There are no words. Sometimes, there are just no words. And that’s when we lower ourselves, to the most vulnerable position – the prostration – and we thank the Almighty with all our heart.

Maybe you opened the mail and found that your application for Hajj, college, or a new job has been approved; or maybe your clients were so happy that they not only renewed, but doubled their contract with your business.

Maybe you nodded off while driving and slammed against a tree but walked away with just a scratch; or maybe you just received news that your wife is out of surgery and the operation was successful. Maybe it rained after months of a drought and the reservoirs were low.

Simply put, Sujood As-Shukr, or the Prostration of Gratitude, is one single prostration performed when we receive good news, or when something bad is averted.

Abu Bakrah (may Allah be pleased with him), said that when the Messenger of Allah (peace and blessings be upon him) heard any news that made him glad, he would fall down prostrating to Allah, may He be exalted. (Reported by the five except an-Nisaa’i; at-Tirmidhi said, it is hasan ghareeb. Authenticated by al-Albaani in Saheeh al-Jamie’ no. 4751).

So how is Sujood Ash-Shukr done? Basically, you just prostrate. Pretty much anytime, anywhere. It is not the same as solah (ritual prayer), so you do not need to be in the state of purification, facing the qiblah or covering the awrah; it is recommended, but not mandatory. And there is no takbeer, tasleem/salaam or sutrah either. The sunnah is to prostrate as soon as you hear or experience the blessing. There is no specified dzikr or supplication narrated in hadith, however, scholars recommend we recite the same dzikr as during the prostration in prayer (Subhaana Rabbiy al-A’laa, Glory be to my Lord Most High).

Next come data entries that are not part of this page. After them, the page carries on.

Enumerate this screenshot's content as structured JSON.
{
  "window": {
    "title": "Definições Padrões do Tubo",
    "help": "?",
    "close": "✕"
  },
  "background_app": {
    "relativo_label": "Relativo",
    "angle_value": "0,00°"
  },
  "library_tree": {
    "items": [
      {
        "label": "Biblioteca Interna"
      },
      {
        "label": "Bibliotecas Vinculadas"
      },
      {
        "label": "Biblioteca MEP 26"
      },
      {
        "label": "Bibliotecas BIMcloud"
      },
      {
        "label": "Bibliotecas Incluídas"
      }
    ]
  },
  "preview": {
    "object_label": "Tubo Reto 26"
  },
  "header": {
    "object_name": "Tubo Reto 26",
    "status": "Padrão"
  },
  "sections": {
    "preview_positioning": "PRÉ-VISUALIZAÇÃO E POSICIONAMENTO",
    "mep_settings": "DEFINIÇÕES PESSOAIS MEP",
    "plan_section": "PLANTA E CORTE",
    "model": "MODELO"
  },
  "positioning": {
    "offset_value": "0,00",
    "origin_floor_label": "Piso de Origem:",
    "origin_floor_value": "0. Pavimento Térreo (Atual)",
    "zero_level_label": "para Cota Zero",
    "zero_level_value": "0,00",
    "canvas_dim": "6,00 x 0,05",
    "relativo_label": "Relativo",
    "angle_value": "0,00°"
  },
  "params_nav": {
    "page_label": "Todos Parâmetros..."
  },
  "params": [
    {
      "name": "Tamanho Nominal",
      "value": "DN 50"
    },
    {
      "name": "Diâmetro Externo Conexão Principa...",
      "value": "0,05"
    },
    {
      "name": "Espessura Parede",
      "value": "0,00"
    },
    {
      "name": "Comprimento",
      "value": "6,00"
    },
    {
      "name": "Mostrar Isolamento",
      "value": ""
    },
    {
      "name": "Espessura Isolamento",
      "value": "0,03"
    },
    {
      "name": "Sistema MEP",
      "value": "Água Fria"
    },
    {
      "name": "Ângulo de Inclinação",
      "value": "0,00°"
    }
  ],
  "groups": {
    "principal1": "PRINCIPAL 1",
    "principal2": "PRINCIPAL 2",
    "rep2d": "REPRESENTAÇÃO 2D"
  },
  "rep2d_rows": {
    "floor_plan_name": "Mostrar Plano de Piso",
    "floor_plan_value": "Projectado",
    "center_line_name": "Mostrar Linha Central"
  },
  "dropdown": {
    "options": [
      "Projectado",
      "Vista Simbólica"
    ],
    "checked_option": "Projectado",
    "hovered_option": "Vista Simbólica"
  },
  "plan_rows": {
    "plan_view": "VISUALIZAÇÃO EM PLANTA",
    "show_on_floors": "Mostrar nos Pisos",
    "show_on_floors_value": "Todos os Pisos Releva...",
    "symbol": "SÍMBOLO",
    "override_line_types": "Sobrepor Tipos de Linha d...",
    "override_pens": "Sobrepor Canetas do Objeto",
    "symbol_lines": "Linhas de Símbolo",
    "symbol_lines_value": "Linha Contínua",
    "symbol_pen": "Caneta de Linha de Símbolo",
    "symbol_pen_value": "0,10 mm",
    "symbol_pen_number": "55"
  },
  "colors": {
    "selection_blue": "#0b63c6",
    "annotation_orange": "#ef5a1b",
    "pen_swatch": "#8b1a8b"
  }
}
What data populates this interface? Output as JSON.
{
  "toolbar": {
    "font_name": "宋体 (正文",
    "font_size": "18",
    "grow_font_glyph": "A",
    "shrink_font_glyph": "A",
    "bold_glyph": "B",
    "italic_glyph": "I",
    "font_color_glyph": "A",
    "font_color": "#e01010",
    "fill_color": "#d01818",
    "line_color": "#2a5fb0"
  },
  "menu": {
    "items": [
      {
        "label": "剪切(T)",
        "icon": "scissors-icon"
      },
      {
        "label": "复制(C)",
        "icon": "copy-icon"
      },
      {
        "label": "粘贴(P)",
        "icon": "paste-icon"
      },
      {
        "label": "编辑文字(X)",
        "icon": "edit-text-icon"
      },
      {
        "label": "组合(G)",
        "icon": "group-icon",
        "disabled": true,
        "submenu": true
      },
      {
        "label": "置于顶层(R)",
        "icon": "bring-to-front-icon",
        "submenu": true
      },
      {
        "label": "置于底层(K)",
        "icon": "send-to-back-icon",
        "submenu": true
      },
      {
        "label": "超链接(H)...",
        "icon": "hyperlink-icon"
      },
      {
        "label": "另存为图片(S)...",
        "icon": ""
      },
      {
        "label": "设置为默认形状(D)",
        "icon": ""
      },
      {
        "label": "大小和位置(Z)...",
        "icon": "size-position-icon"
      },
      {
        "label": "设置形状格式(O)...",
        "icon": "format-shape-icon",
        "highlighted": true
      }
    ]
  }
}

Sheikh al-Albaani (may Allah have mercy on him) states: “It comprises of one prostration, and none of the preconditions needed for prayer are stipulated for it. So it is like sujood At-Tilaawah, they both have the same ruling. Neither of them have a precondition such as being in a state of purification, facing the qiblah, making the takbeer, making the tasleem, and so on. Rather, if he is surprised by some blessing, he prostrates immediately the way he is and praises Allah with whatever (words) he can for that blessing that He gave him, out of thanks to Him. Likewise if he recites a verse of prostration from the Book of Allah (‘azza wa jal), he prostrates immediately, whether he has wudhu’ (ablution) or not, whether he is facing the qiblah or not, without making takbeer al-ihraam and without making any tashahhud or salaam.”

وَآتَاكُمْ مِنْ كُلِّ مَا سَأَلْتُمُوهُ ۚ وَإِنْ تَعُدُّوا نِعْمَتَ اللَّهِ لَا تُحْصُوهَا ۗ إِنَّ الْإِنْسَانَ لَظَلُومٌ كَفَّارٌ

“… And if you count the blessings of Allaah, never will you be able to count them.” (Ibrahim, 14:34)

Just to be clear, we know that there are a gazillion blessings which we receive each day from the Almighty – like our family, our wealth, breathing easily, being spoilt for choice with food and drink, a working thumb (I just recovered from 2 months of wearing a thumb splint due to a torn ligament – never thanked God so much for my thumb before!), our hearing and sight. If we were to prostrate in gratitude for everyday ongoing blessings, we would spend our whole life literally on all fours.For those blessings, we continue to thank the Almighty through our daily actions and prayers – serving Him and those around us. The Messenger did not specify the Prostration of Gratitude to be done daily after solah or in any fixed routine. It is reserved for these “special” occasions of new, sudden blessings.

For example, the companion Ka’b ibn Maalik prostrated when he was given the glad tidings that Allah had accepted his repentance after his boycott. [The detailed story is mentioned in Bukhari and Muslim].

If you have kids, this would be a great way to teach them about gratitude. In addition to thanking mom and dad for something, teach them to thank the ultimate Giver of all things – do a Sujood As-Shukr together with them after their first time cycling around the garden without the training wheels on, or when they receive a gift they love.

Let’s get creative and find ways to incorporate more Sujud Ash-Shukr into our lives.

وَإِذْ تَأَذَّنَ رَبُّكُمْ لَئِنْ شَكَرْتُمْ لَأَزِيدَنَّكُمْ ۖ وَلَئِنْ كَفَرْتُمْ إِنَّ عَذَابِي لَشَدِيدٌ

“And when your Lord made it known: if you are grateful, I will certainly increase (give more) to you. And if you are ungrateful, indeed my punishment is severe.” (Ibrahim, 14:7)

If you want to share the examples of times you have done Sujood Ash-Shukr, or have any suggestions, feel free to comment below.